One of the most popular trees at the Conservatory is the Theobroma Cacao tree. It is also known as the Chocolate tree because the ripe pods of this tree are filled with cacao seeds, used in the making of cocoa powder, butter and chocolate. Each ripe orange-yellow pod is the shape of a football and is filled with rows and rows of cacao seeds surrounded by fleshy white pulp.
Bonus Attractions around Washington DC:
Hershey's Chocolate World
Speaking of chocolate, you can also visit Hershey’s Chocolate World in Pennsylvania as part of your Washington DC tour package. Located at a distance of about 130 miles, the spectacular and immersive world of Hershey’s Chocolate is at a travelling time of approx. 3 hours away from Washington DC. If you are determined to visit Hershey’s Chocolate World as part of your Washington DC tour itinerary, then you can even plan a day trip to this amazing place from Washington DC. Discover attraction, experiences, and adventures drenched in chocolate to give you a memorable trip of a lifetime!
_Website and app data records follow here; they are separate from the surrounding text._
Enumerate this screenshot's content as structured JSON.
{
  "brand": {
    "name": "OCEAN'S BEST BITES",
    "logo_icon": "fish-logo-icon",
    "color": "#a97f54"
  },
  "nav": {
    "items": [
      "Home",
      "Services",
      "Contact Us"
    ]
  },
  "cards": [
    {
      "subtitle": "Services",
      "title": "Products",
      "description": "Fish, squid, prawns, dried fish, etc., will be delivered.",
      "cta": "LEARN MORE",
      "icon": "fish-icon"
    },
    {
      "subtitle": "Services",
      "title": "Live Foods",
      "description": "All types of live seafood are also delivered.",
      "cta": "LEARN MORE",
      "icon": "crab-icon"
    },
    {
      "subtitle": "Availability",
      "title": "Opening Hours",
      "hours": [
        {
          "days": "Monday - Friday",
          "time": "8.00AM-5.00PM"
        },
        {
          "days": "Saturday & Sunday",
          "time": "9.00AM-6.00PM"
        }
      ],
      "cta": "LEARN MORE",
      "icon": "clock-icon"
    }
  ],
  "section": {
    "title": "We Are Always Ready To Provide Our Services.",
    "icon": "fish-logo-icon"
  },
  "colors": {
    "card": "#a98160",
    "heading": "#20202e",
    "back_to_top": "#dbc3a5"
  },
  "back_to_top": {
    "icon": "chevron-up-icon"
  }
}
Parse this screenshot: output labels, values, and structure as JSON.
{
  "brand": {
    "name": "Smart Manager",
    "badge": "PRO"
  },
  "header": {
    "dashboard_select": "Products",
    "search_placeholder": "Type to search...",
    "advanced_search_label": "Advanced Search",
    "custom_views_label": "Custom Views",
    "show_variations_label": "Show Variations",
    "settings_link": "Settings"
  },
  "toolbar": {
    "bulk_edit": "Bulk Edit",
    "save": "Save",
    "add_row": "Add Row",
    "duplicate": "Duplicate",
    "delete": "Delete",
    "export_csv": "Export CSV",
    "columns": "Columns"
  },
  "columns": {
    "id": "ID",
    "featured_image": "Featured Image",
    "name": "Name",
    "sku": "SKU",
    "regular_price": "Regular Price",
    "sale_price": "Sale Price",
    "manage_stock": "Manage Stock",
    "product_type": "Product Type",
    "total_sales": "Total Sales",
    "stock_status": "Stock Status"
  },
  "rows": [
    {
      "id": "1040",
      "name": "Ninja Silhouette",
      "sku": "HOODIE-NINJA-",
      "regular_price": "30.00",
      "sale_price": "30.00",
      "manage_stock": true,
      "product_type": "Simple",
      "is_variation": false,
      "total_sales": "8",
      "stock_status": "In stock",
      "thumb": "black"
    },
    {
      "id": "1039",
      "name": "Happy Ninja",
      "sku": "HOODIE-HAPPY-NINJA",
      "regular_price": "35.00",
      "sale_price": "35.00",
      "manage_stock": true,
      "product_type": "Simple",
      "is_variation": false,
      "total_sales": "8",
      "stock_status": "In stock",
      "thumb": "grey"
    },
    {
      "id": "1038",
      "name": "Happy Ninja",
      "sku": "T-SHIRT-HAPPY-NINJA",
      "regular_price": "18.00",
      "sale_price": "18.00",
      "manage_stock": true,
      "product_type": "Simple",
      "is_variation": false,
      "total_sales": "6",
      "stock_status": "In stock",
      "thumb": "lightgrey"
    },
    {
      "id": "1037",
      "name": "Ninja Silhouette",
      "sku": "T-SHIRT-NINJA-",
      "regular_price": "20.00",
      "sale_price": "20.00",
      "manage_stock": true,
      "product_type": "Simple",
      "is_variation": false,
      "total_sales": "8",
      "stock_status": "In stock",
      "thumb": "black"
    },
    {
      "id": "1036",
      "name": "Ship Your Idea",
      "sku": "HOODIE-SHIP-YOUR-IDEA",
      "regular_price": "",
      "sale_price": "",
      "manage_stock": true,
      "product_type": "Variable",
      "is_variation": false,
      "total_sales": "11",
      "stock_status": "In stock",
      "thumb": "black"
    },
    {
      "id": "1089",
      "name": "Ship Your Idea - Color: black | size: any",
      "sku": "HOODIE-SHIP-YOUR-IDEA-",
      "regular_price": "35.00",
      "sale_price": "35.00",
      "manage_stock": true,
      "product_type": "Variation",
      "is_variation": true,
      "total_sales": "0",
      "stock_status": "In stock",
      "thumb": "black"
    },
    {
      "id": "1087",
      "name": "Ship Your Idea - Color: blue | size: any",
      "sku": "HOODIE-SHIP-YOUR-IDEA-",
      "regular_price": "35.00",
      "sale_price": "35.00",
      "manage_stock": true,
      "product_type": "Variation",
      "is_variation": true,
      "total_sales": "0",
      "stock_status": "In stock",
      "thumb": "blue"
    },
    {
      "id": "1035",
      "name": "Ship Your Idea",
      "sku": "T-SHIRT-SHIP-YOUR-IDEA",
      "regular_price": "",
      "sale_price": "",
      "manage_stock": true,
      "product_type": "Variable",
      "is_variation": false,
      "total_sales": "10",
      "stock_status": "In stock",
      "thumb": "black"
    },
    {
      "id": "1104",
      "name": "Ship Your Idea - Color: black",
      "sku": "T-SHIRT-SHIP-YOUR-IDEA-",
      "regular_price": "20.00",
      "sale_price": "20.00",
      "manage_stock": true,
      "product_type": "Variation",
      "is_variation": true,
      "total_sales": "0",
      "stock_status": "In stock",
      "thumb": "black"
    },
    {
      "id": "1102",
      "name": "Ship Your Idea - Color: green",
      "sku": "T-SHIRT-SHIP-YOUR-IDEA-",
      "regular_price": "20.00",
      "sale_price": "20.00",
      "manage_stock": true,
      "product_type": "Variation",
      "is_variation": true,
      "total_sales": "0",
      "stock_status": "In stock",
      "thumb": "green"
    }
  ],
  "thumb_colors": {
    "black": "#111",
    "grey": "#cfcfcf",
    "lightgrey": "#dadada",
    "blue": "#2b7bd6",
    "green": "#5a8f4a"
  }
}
If you are unaware about the Smithsonian Institution, let us be the first ones to tell you that there are a total of 19 world-class museums along with several galleries, gardens and a zoo that are operated by the Smithsonian Institution. Of the 19 museums, 11 are located around the National Mall area of Washington DC, 6 other museums and the National Zoo are located in the greater National Capital area and 2 museums are placed in New York City. You can choose to visit any of the 11 museums, each as extraordinary, superlative and informative as the next one, while you are on a tour of Washington DC. Some of the museums located in Washington DC are African American Museum, African Art Museum, American Indian Museum (Native Americans), Natural History Museum, Postal Museum and Cooper Hewitt Museum (Architecture & contemporary design).
For more such interesting museums around the world, also read: Unique Museums around the World - Travel To Be Amused!
Isn’t the capital city an amazing experience just waiting to take you back in time? Washington DC is not just about US Politics, office buildings and structures related to the US government. Yes, it does form an integral part of the capital city but it is so much more than that! The city exudes a charm that is unlike any other place in the United States; having witnessed centuries of American history, changing governments, freedom struggles, basic rights movements and several unique cultures has possibly given the city an identity of its own. You will not just be amazed by Washington DC but you will also remember the city long after you have walked through its charming streets and remarkable monuments. Washington DC sure does capitalize (pun intended :D) on its distinct yet beautiful appeal and makes a place for itself in your heart and mind!
So, when are you travelling to Washington DC?